Alex Ross, Music Critic, The New Yorker

According to Wikipedia: Alex Ross  was born in 1968 and has been the music critic at The New Yorker magazine since 1996.

He graduated from Harvard University in English summa cum laude for a thesis on James Joyce, and was a DJ at college radio station, WHRB.

His first book, The Rest Is Noise: Listening to the Twentieth Century, a cultural history of music since 1900, was released in the U.S. in 2007. The book was a National Book Critics Circle Award winner, and placed on the New York Times list of the ten best books of 2007, 

He has received a MacArthur Fellowship, three ASCAP-Deems Taylor Awards for music writing, and a Holtzbrinck fellowship at the American Academy in Berlin. In 2011 he will receive the Belmont Prize for Contemporary Music at the pèlerinages Art Festival in Weimar.

His second book, Listen to This, was released in the U.S. in September 2010 by Farrar, Straus and Giroux.
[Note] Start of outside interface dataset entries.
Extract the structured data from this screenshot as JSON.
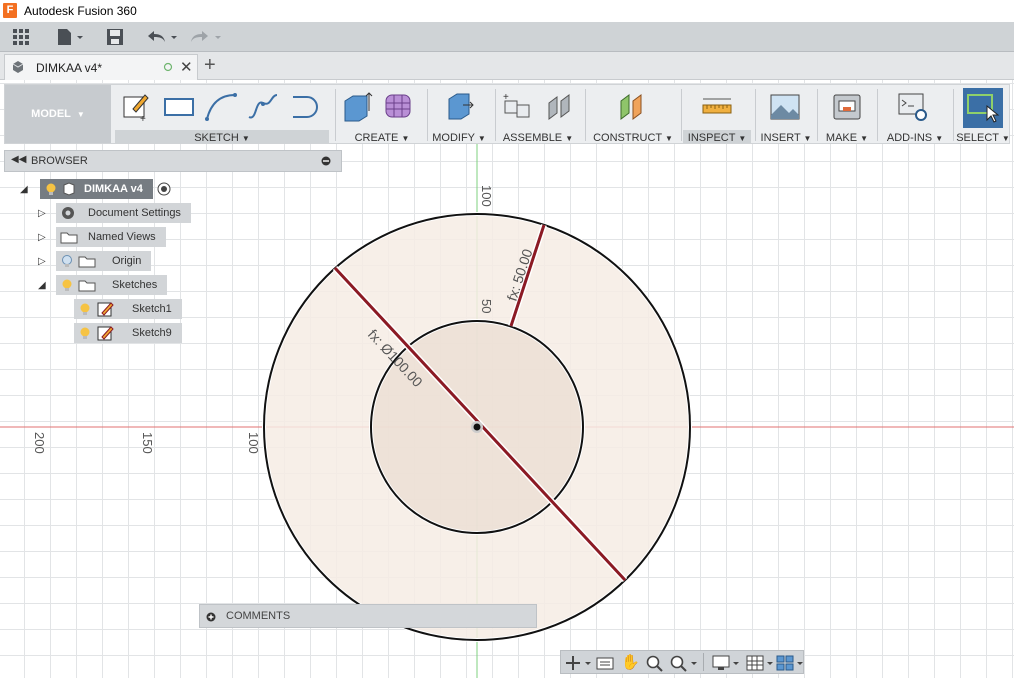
{
  "app": {
    "title": "Autodesk Fusion 360",
    "logo_letter": "F"
  },
  "document": {
    "tab_name": "DIMKAA v4*"
  },
  "workspace": {
    "label": "MODEL"
  },
  "toolbar": {
    "groups": [
      {
        "label": "SKETCH"
      },
      {
        "label": "CREATE"
      },
      {
        "label": "MODIFY"
      },
      {
        "label": "ASSEMBLE"
      },
      {
        "label": "CONSTRUCT"
      },
      {
        "label": "INSPECT"
      },
      {
        "label": "INSERT"
      },
      {
        "label": "MAKE"
      },
      {
        "label": "ADD-INS"
      },
      {
        "label": "SELECT"
      }
    ]
  },
  "browser": {
    "title": "BROWSER",
    "root": "DIMKAA v4",
    "items": [
      {
        "label": "Document Settings"
      },
      {
        "label": "Named Views"
      },
      {
        "label": "Origin"
      },
      {
        "label": "Sketches"
      },
      {
        "label": "Sketch1"
      },
      {
        "label": "Sketch9"
      }
    ]
  },
  "comments": {
    "label": "COMMENTS"
  },
  "canvas": {
    "ruler_top": [
      "100",
      "50"
    ],
    "ruler_left": [
      "200",
      "150",
      "100"
    ],
    "dim_radius": "fx: 50.00",
    "dim_diameter": "fx: Ø100.00"
  },
  "colors": {
    "accent_blue": "#4a7fb3",
    "select_active": "#3b6fa6",
    "dimension_line": "#8b1a24",
    "profile_fill": "#f6ece4"
  }
}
We met recently in Ottawa to talk about his approach to criticism, why he writes about music, and the connections he makes between classical, modern and popular music. Please listen here: